Records for processing:
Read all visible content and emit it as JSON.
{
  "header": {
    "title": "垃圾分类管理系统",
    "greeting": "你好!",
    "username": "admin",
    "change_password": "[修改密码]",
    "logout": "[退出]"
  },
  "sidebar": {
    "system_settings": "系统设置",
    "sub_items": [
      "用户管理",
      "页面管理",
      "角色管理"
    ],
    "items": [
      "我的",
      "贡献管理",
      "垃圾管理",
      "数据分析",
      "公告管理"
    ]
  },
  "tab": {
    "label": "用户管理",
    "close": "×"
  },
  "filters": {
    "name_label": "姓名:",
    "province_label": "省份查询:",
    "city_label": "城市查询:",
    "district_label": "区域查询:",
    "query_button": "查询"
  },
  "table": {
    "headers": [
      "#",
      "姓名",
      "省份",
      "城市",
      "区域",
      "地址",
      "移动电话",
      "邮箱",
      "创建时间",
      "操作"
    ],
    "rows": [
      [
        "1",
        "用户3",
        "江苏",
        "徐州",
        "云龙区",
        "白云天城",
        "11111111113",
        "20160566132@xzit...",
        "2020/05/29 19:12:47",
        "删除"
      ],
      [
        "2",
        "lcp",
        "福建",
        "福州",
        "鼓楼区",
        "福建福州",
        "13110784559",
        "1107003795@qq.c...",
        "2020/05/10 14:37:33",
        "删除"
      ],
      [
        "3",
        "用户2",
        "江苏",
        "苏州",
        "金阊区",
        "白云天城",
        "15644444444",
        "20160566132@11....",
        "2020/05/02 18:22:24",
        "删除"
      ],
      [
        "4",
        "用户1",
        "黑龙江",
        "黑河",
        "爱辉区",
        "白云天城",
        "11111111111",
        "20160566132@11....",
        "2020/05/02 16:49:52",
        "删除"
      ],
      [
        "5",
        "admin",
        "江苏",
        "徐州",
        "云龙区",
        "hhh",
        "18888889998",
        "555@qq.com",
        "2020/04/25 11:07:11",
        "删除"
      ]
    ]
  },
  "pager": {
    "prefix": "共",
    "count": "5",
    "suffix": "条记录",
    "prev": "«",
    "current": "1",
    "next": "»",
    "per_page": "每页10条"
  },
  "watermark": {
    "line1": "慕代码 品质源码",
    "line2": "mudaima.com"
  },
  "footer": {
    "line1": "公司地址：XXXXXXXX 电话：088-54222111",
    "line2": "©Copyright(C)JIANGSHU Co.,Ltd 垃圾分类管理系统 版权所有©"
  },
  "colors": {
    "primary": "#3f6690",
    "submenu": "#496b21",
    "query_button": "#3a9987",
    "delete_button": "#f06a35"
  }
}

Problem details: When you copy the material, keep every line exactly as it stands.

Solution to the problem:
Read all visible content and emit it as JSON.
{
  "header": {
    "title": "垃圾分类管理系统",
    "greeting": "你好!",
    "username": "admin",
    "change_password": "[修改密码]",
    "logout": "[退出]"
  },
  "sidebar": {
    "system_settings": "系统设置",
    "sub_items": [
      "用户管理",
      "页面管理",
      "角色管理"
    ],
    "items": [
      "我的",
      "贡献管理",
      "垃圾管理",
      "数据分析",
      "公告管理"
    ]
  },
  "tab": {
    "label": "用户管理",
    "close": "×"
  },
  "filters": {
    "name_label": "姓名:",
    "province_label": "省份查询:",
    "city_label": "城市查询:",
    "district_label": "区域查询:",
    "query_button": "查询"
  },
  "table": {
    "headers": [
      "#",
      "姓名",
      "省份",
      "城市",
      "区域",
      "地址",
      "移动电话",
      "邮箱",
      "创建时间",
      "操作"
    ],
    "rows": [
      [
        "1",
        "用户3",
        "江苏",
        "徐州",
        "云龙区",
        "白云天城",
        "11111111113",
        "20160566132@xzit...",
        "2020/05/29 19:12:47",
        "删除"
      ],
      [
        "2",
        "lcp",
        "福建",
        "福州",
        "鼓楼区",
        "福建福州",
        "13110784559",
        "1107003795@qq.c...",
        "2020/05/10 14:37:33",
        "删除"
      ],
      [
        "3",
        "用户2",
        "江苏",
        "苏州",
        "金阊区",
        "白云天城",
        "15644444444",
        "20160566132@11....",
        "2020/05/02 18:22:24",
        "删除"
      ],
      [
        "4",
        "用户1",
        "黑龙江",
        "黑河",
        "爱辉区",
        "白云天城",
        "11111111111",
        "20160566132@11....",
        "2020/05/02 16:49:52",
        "删除"
      ],
      [
        "5",
        "admin",
        "江苏",
        "徐州",
        "云龙区",
        "hhh",
        "18888889998",
        "555@qq.com",
        "2020/04/25 11:07:11",
        "删除"
      ]
    ]
  },
  "pager": {
    "prefix": "共",
    "count": "5",
    "suffix": "条记录",
    "prev": "«",
    "current": "1",
    "next": "»",
    "per_page": "每页10条"
  },
  "watermark": {
    "line1": "慕代码 品质源码",
    "line2": "mudaima.com"
  },
  "footer": {
    "line1": "公司地址：XXXXXXXX 电话：088-54222111",
    "line2": "©Copyright(C)JIANGSHU Co.,Ltd 垃圾分类管理系统 版权所有©"
  },
  "colors": {
    "primary": "#3f6690",
    "submenu": "#496b21",
    "query_button": "#3a9987",
    "delete_button": "#f06a35"
  }
}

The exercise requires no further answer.